● Task material

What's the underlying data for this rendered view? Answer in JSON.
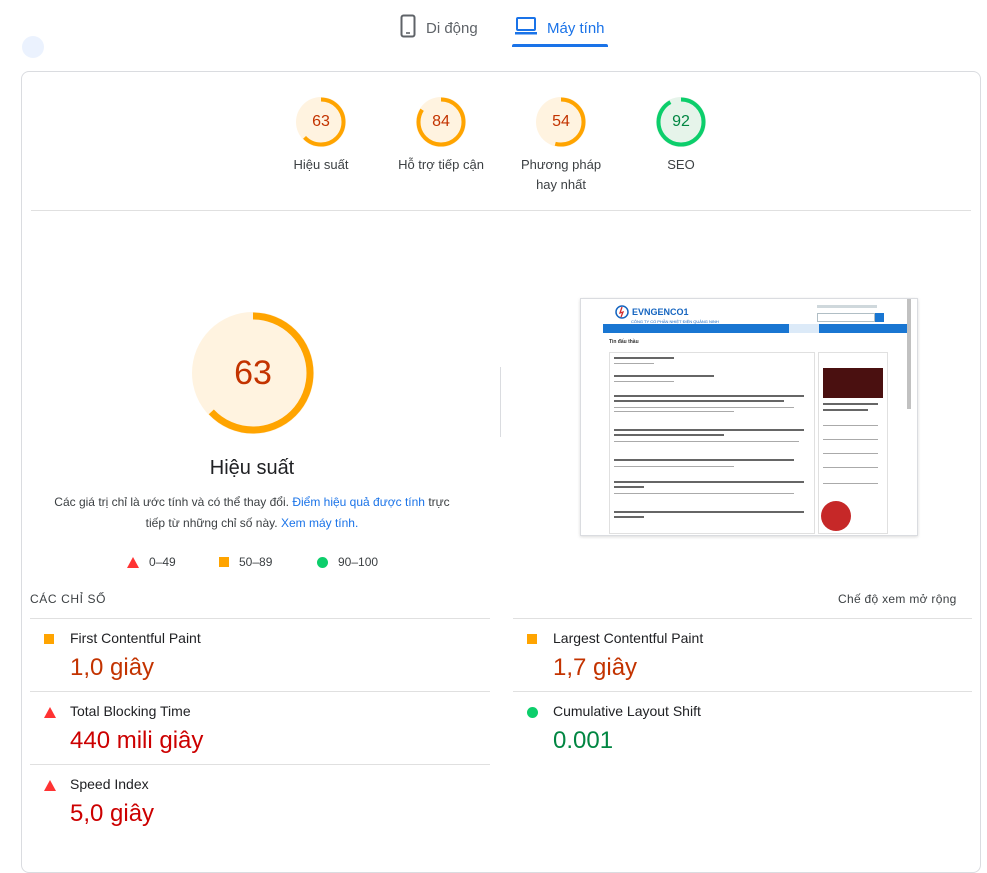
{
  "tabs": [
    {
      "label": "Di động",
      "icon": "mobile-icon",
      "active": false
    },
    {
      "label": "Máy tính",
      "icon": "laptop-icon",
      "active": true
    }
  ],
  "categories": [
    {
      "label": "Hiệu suất",
      "score": 63,
      "color": "#ffa400"
    },
    {
      "label": "Hỗ trợ tiếp cận",
      "score": 84,
      "color": "#ffa400"
    },
    {
      "label": "Phương pháp hay nhất",
      "score": 54,
      "color": "#ffa400"
    },
    {
      "label": "SEO",
      "score": 92,
      "color": "#0cce6b"
    }
  ],
  "main": {
    "score": 63,
    "title": "Hiệu suất",
    "desc_prefix": "Các giá trị chỉ là ước tính và có thể thay đổi.",
    "desc_link1": "Điểm hiệu quả được tính",
    "desc_mid": "trực tiếp từ những chỉ số này.",
    "desc_link2": "Xem máy tính.",
    "legend": [
      {
        "range": "0–49",
        "icon": "triangle-icon"
      },
      {
        "range": "50–89",
        "icon": "square-icon"
      },
      {
        "range": "90–100",
        "icon": "circle-icon"
      }
    ]
  },
  "preview": {
    "brand": "EVNGENCO1",
    "company": "CÔNG TY CỔ PHẦN NHIỆT ĐIỆN QUẢNG NINH",
    "section": "Tin đấu thầu"
  },
  "metrics": {
    "header": "CÁC CHỈ SỐ",
    "expand": "Chế độ xem mở rộng",
    "items": [
      {
        "name": "First Contentful Paint",
        "value": "1,0 giây",
        "status": "average"
      },
      {
        "name": "Largest Contentful Paint",
        "value": "1,7 giây",
        "status": "average"
      },
      {
        "name": "Total Blocking Time",
        "value": "440 mili giây",
        "status": "fail"
      },
      {
        "name": "Cumulative Layout Shift",
        "value": "0.001",
        "status": "pass"
      },
      {
        "name": "Speed Index",
        "value": "5,0 giây",
        "status": "fail"
      }
    ]
  },
  "colors": {
    "accent": "#1a73e8",
    "average": "#ffa400",
    "fail": "#ff3333",
    "pass": "#0cce6b"
  }
}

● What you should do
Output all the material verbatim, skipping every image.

● Result of this task
What's the underlying data for this rendered view? Answer in JSON.
{
  "tabs": [
    {
      "label": "Di động",
      "icon": "mobile-icon",
      "active": false
    },
    {
      "label": "Máy tính",
      "icon": "laptop-icon",
      "active": true
    }
  ],
  "categories": [
    {
      "label": "Hiệu suất",
      "score": 63,
      "color": "#ffa400"
    },
    {
      "label": "Hỗ trợ tiếp cận",
      "score": 84,
      "color": "#ffa400"
    },
    {
      "label": "Phương pháp hay nhất",
      "score": 54,
      "color": "#ffa400"
    },
    {
      "label": "SEO",
      "score": 92,
      "color": "#0cce6b"
    }
  ],
  "main": {
    "score": 63,
    "title": "Hiệu suất",
    "desc_prefix": "Các giá trị chỉ là ước tính và có thể thay đổi.",
    "desc_link1": "Điểm hiệu quả được tính",
    "desc_mid": "trực tiếp từ những chỉ số này.",
    "desc_link2": "Xem máy tính.",
    "legend": [
      {
        "range": "0–49",
        "icon": "triangle-icon"
      },
      {
        "range": "50–89",
        "icon": "square-icon"
      },
      {
        "range": "90–100",
        "icon": "circle-icon"
      }
    ]
  },
  "preview": {
    "brand": "EVNGENCO1",
    "company": "CÔNG TY CỔ PHẦN NHIỆT ĐIỆN QUẢNG NINH",
    "section": "Tin đấu thầu"
  },
  "metrics": {
    "header": "CÁC CHỈ SỐ",
    "expand": "Chế độ xem mở rộng",
    "items": [
      {
        "name": "First Contentful Paint",
        "value": "1,0 giây",
        "status": "average"
      },
      {
        "name": "Largest Contentful Paint",
        "value": "1,7 giây",
        "status": "average"
      },
      {
        "name": "Total Blocking Time",
        "value": "440 mili giây",
        "status": "fail"
      },
      {
        "name": "Cumulative Layout Shift",
        "value": "0.001",
        "status": "pass"
      },
      {
        "name": "Speed Index",
        "value": "5,0 giây",
        "status": "fail"
      }
    ]
  },
  "colors": {
    "accent": "#1a73e8",
    "average": "#ffa400",
    "fail": "#ff3333",
    "pass": "#0cce6b"
  }
}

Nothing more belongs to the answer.